This is an interesting interview with Italian horror director Umberto Lenzi.
Lenzi was responsible for many Italian and joint European production throughout his film career and the bulk of his work has mostly focused on genres like peplum, giallo, horror, spy, and exploitation films.
‘Nightmare City‘ was released in 1980, the same year that Lenzi released his controversial film ‘Eaten Alive‘ (which was filmed before the notorious ‘Cannibal Holocaust‘ which dominated the headlines in the same year).
‘Nightmare City‘ was also released under the alternate titles ‘City of the Walking Dead‘ and ‘Incubo sulla cittá contaminata‘ and it deals with a radiation leak that transforms victims into blood-thirsty and flesh-hungry killers.

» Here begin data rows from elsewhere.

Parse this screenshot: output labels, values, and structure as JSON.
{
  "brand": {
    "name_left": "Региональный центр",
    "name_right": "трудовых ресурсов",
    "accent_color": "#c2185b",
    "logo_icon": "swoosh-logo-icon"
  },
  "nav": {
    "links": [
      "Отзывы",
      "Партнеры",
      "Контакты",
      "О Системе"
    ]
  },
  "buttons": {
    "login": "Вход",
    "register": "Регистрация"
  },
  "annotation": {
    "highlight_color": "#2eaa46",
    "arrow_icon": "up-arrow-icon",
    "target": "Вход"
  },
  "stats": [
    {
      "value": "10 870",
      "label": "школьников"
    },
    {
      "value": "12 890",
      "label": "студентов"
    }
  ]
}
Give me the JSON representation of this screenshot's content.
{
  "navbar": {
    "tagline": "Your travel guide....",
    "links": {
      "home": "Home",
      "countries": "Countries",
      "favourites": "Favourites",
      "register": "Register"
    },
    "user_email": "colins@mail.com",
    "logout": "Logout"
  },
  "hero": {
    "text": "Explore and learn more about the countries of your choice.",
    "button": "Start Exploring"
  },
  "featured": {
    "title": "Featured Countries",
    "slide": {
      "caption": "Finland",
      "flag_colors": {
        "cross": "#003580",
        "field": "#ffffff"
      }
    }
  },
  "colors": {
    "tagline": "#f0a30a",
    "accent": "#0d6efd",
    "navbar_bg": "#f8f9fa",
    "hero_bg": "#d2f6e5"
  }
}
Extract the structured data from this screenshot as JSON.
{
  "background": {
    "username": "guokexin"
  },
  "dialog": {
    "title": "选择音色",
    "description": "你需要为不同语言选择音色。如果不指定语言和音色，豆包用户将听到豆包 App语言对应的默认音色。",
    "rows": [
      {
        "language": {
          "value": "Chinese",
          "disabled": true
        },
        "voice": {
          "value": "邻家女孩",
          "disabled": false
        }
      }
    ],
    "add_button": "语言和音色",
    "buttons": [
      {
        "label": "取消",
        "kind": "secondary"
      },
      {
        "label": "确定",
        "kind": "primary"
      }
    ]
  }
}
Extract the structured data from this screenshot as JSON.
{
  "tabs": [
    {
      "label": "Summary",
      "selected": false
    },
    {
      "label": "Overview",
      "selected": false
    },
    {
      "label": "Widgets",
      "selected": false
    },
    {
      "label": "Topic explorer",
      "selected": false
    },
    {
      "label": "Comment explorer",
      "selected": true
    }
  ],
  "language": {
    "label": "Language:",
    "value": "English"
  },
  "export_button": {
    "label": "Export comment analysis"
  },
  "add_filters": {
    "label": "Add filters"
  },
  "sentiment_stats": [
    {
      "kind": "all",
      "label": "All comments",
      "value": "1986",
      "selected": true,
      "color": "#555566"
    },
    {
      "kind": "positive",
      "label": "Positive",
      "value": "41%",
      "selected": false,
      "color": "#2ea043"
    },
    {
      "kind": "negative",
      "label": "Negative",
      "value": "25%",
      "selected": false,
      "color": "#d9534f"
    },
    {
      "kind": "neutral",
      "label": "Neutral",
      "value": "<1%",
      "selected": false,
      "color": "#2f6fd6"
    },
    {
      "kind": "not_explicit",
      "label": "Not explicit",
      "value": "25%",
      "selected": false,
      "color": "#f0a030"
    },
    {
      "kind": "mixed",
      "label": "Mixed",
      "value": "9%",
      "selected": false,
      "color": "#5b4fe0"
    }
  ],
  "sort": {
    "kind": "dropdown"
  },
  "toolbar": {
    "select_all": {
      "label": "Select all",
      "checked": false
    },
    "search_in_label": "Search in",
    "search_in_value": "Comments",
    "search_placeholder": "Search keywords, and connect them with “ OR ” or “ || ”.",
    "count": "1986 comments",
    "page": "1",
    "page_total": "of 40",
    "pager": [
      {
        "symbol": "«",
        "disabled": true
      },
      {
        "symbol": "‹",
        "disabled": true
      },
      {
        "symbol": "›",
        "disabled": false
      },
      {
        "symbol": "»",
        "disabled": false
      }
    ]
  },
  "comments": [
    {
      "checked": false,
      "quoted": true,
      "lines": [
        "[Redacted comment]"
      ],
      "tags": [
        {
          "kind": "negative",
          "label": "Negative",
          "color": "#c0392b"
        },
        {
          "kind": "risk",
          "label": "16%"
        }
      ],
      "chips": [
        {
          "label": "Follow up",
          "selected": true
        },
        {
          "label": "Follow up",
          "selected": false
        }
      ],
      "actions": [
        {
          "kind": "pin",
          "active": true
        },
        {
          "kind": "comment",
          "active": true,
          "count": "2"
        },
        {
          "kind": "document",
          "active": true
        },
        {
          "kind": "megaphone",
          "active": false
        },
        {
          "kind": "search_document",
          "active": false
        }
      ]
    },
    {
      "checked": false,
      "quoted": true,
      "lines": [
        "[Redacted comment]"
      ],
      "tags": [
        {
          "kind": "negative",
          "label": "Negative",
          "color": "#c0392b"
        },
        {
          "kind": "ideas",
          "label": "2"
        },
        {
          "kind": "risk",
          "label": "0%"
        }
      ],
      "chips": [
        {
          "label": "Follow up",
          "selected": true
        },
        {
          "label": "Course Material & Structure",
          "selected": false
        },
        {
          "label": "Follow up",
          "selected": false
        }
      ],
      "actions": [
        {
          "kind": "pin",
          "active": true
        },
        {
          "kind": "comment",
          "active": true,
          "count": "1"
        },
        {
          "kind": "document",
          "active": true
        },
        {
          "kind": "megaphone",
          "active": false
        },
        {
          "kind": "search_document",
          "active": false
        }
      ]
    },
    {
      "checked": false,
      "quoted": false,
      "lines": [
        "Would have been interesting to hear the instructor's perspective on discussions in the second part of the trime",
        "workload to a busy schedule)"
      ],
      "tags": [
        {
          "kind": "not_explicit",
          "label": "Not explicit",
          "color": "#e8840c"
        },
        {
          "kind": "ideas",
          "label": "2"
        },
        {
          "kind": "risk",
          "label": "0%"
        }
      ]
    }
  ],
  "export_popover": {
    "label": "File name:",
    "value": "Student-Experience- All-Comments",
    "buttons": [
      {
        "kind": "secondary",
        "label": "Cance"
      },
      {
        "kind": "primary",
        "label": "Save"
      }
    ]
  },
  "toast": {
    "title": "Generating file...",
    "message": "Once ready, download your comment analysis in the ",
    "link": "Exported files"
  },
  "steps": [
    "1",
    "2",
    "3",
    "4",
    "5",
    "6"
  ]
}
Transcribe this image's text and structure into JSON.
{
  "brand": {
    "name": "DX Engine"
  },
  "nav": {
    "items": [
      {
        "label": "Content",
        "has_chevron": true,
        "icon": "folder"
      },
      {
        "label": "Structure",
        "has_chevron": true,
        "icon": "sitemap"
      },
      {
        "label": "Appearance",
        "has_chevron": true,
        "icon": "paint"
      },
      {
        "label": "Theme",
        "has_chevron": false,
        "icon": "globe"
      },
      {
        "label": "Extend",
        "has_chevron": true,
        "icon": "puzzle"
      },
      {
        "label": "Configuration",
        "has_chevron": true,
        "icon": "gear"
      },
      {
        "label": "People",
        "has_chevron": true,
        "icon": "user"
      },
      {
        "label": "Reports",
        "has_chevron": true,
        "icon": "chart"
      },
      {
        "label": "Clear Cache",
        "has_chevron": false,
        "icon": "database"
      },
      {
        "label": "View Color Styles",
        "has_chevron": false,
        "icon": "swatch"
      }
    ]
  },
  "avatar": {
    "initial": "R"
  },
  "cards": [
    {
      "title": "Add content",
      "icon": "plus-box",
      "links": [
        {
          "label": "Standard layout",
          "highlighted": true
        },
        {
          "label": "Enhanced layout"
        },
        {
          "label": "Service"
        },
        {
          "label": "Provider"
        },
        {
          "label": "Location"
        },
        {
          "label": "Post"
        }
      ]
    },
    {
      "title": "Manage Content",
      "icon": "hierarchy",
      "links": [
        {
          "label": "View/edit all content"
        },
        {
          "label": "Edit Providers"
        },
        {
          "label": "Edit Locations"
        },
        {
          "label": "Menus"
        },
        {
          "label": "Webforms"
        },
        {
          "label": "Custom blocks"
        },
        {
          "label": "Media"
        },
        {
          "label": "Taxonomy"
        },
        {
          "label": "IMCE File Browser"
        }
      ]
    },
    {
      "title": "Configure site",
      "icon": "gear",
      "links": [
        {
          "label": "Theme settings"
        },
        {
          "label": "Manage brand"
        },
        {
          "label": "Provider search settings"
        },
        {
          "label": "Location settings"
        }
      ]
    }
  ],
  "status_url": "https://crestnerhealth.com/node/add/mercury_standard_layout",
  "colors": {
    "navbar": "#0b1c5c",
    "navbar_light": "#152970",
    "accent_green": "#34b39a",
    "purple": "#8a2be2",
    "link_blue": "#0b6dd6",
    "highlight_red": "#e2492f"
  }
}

Not strictly a zombie film as the ghouls in this movie are not really dead, plus they can communicate and use tools and weapons. It is also the first movie that features running ‘zombies’ (or more accurately ‘infected’ victims) which was used to great effect in later movies like 28 Days Later (2002), and the Dawn of the Dead remake (2004).
‘Nightmare City‘ is not a classic by any means, but it holds a special place in the hearts of many horror and giallo fans.
The two part interview below reveals Umberto Lenzi’s approach and the statements that he was trying to make when creating ‘Nightmare City‘.. He states:
If you ask me, the biggest threat to society is contamination from radiation, and chemicals that cause sickness and death
He also distances himself from the script and from the distinctive (and sometimes ridiculed) visual appearance of the ‘zombies/infected’ in the film, who seem to have brown paper-mache growths on their heads and faces in order to distinguish them as ‘the infected’. Lenzi says:
The problem was the shooting script. It was horrible!. It was a script I totally hated. The producer wanted a movie with different looking zombies. When you’re only the director you are mainly just the executor of a project which has been determined from the beginning. It was one of those rare cases where I wans’t involved with the original concept.
This is an interesting stance, as Lenzi has recently associated himself with a forthcoming remake of the movie which has just been successfully crowdfunded with involvement from Tom Savini. I wonder if this means Lenzi will be stamping his vision on the new version more prominantely then he obvioulsy felt he could on the 1980 original?
Watch the Umberto Lenzi interview on ‘Nightmare City’ below: